The High Line’s planting design is inspired by the self-seeded landscape that grew up between rail tracks after the trains stopped running in the 1980s. Today, the High Line includes more than 300 species of perennials, grasses, shrubs, and trees – each chosen for their hardiness, adaptability, diversity, and seasonal variation in color and texture. Some of the species that originally grew on the High Line’s rail bed are reflected in the park landscape today.
This week we share one of our gardeners’ current favorites with you.
Puschkinia scilloides var. libanotica, or striped squill, is a quiet, relatively unknown beauty that has nevertheless fascinated gardeners for centuries. It is named for the Russian count Apollos Apollosovich Mussin-Pushkin, who first encountered it in the Caucasus region of Eurasia in 1805. Louis Beebe Wilder, a 19th-century horticulturist and garden writer, said of striped squill: “It is a flower meant for minute scrutiny, to hold in the hand or to bend over attentively, when its modest charms will be made plain to you.” It is indeed a relatively unassuming spring bulb, but worth our attention. Its “modest charms” include strappy, bright green foliage and pale flowers of six petals, each with a blue stripe down the center, arranged around a central stalk. Not the least of its charms is its clean, spicy fragrance.
Classed as one of the “minor bulbs” – as opposed to the “major” glories of the daffodils, tulips and hyacinths that we are all familiar with – striped squill’s silvery-blue flowers bloom on the High Line in the empty moment when the snowdrops are fading and the closely related glory-of-the-snows have yet to bloom in full. It tolerates a variety of conditions, but will flourish in full sun to part shade and soils that are moist and well-drained during its active growing season. It tolerates summer drought, and it shouldered this winter's brutal weather well.

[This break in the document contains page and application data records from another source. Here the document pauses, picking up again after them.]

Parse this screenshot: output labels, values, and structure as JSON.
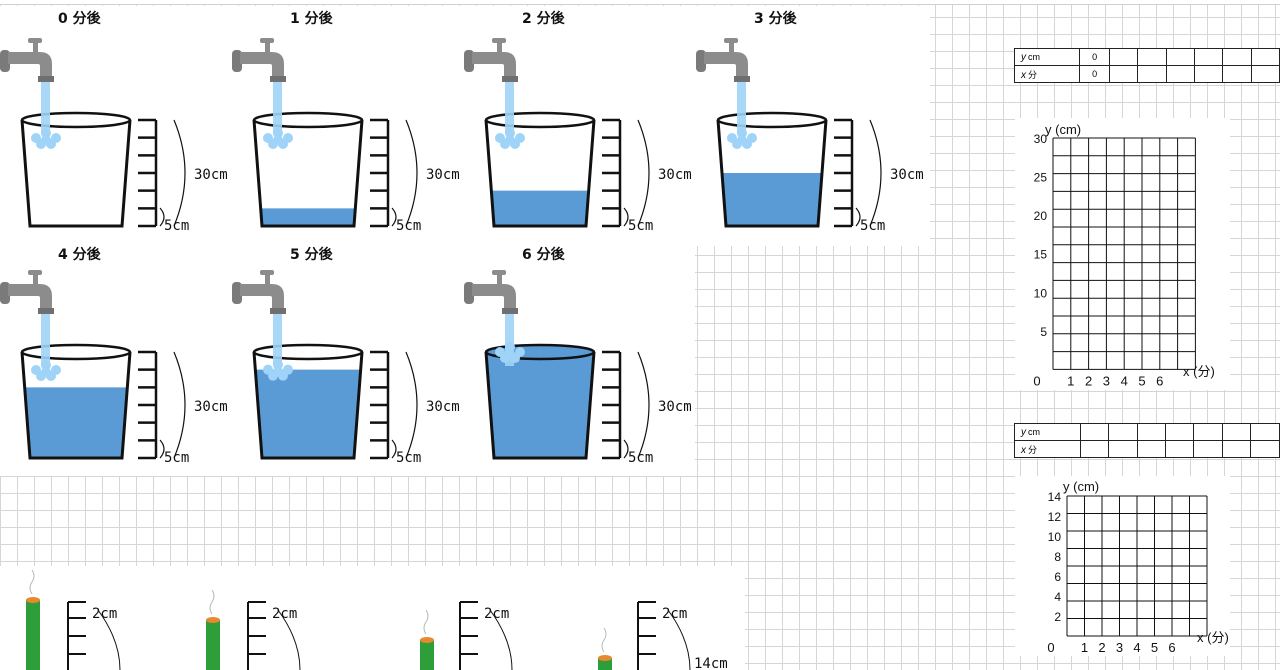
{
  "buckets": [
    {
      "label": "0 分後",
      "fill": 0
    },
    {
      "label": "1 分後",
      "fill": 5
    },
    {
      "label": "2 分後",
      "fill": 10
    },
    {
      "label": "3 分後",
      "fill": 15
    },
    {
      "label": "4 分後",
      "fill": 20
    },
    {
      "label": "5 分後",
      "fill": 25
    },
    {
      "label": "6 分後",
      "fill": 30
    }
  ],
  "bucket_scale": {
    "total": "30cm",
    "step": "5cm"
  },
  "colors": {
    "water": "#5b9bd5",
    "stream": "#9fd3f7",
    "faucet": "#8c8c8c"
  },
  "table1": {
    "y_var": "y",
    "y_unit": "cm",
    "x_var": "x",
    "x_unit": "分",
    "y0": "0",
    "x0": "0",
    "extra_columns": 6
  },
  "graph1": {
    "ylabel": "y (cm)",
    "xlabel": "x (分)",
    "y_ticks": [
      "30",
      "25",
      "20",
      "15",
      "10",
      "5"
    ],
    "x_ticks": [
      "0",
      "1",
      "2",
      "3",
      "4",
      "5",
      "6"
    ]
  },
  "table2": {
    "y_var": "y",
    "y_unit": "cm",
    "x_var": "x",
    "x_unit": "分",
    "extra_columns": 6
  },
  "graph2": {
    "ylabel": "y (cm)",
    "xlabel": "x (分)",
    "y_ticks": [
      "14",
      "12",
      "10",
      "8",
      "6",
      "4",
      "2"
    ],
    "x_ticks": [
      "0",
      "1",
      "2",
      "3",
      "4",
      "5",
      "6"
    ]
  },
  "candles": {
    "top_label": "2cm",
    "bottom_label": "14cm"
  }
}
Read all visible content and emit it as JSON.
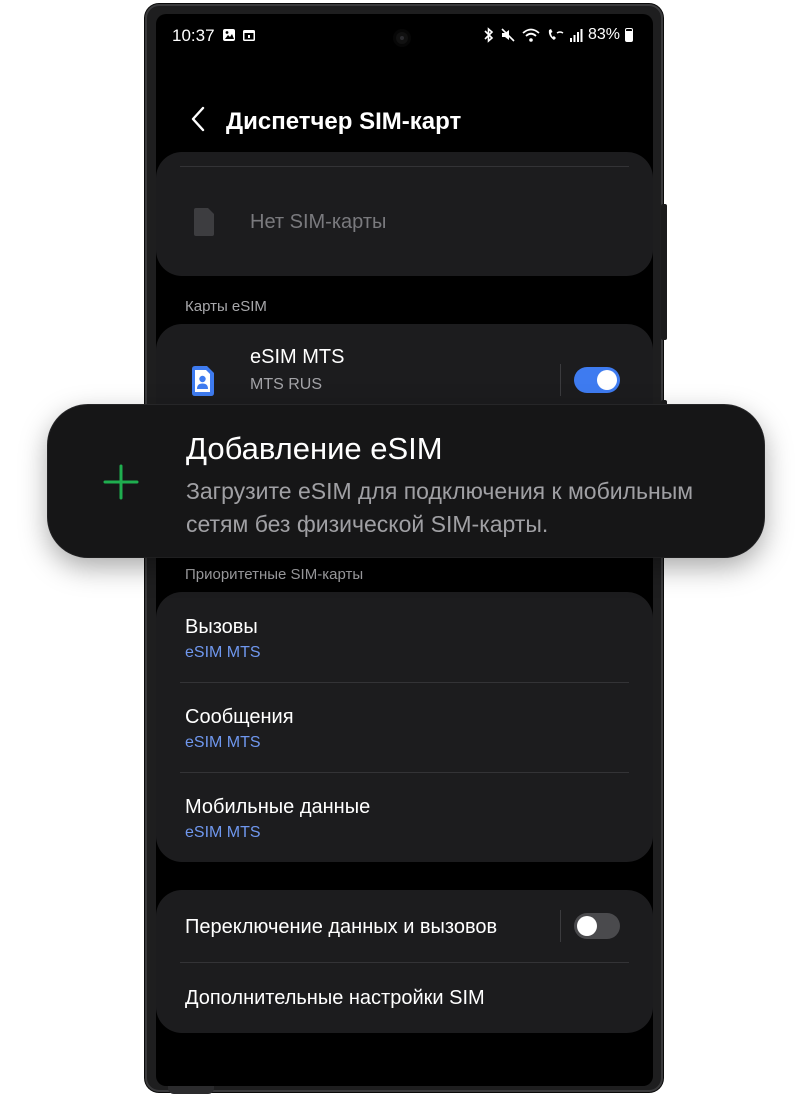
{
  "status_bar": {
    "time": "10:37",
    "battery": "83%"
  },
  "header": {
    "title": "Диспетчер SIM-карт"
  },
  "sim_slot": {
    "label": "Нет SIM-карты"
  },
  "esim_section": {
    "label": "Карты eSIM",
    "items": [
      {
        "name": "eSIM MTS",
        "operator": "MTS RUS",
        "enabled": true
      }
    ]
  },
  "add_esim": {
    "title": "Добавление eSIM",
    "description": "Загрузите eSIM для подключения к мобильным сетям без физической SIM-карты."
  },
  "priority_section": {
    "label": "Приоритетные SIM-карты",
    "items": [
      {
        "title": "Вызовы",
        "value": "eSIM MTS"
      },
      {
        "title": "Сообщения",
        "value": "eSIM MTS"
      },
      {
        "title": "Мобильные данные",
        "value": "eSIM MTS"
      }
    ]
  },
  "extra": {
    "data_switch_label": "Переключение данных и вызовов",
    "data_switch_enabled": false,
    "more_settings_label": "Дополнительные настройки SIM"
  },
  "colors": {
    "accent": "#3e7bf0",
    "accent_text": "#6f97ee",
    "plus_green": "#1fae4f",
    "card": "#1c1c1e"
  }
}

Its range of tolerance makes striped squill a good choice for naturalizing in tough spots. It reportedly grows well in the shade of evergreen trees. As a native of mountainous regions in Asia, it’s right at home in craggy rock gardens. It is often planted in drifts in lawns, where it will thrive if left unmown until June.
WHERE TO SEE THIS PLANT
On the High Line, you can find Puschkinia scilloides var. libanotica blooming in small patches in the Washington Grasslands, between Little West 12th and West 13th Streets.
Our horticultural team counts on members and friends like you to help keep the High Line beautiful and thriving. Join our community of supporters who play an essential role in the High Line’s most important gardening projects — become a member of Friends of the High Line today!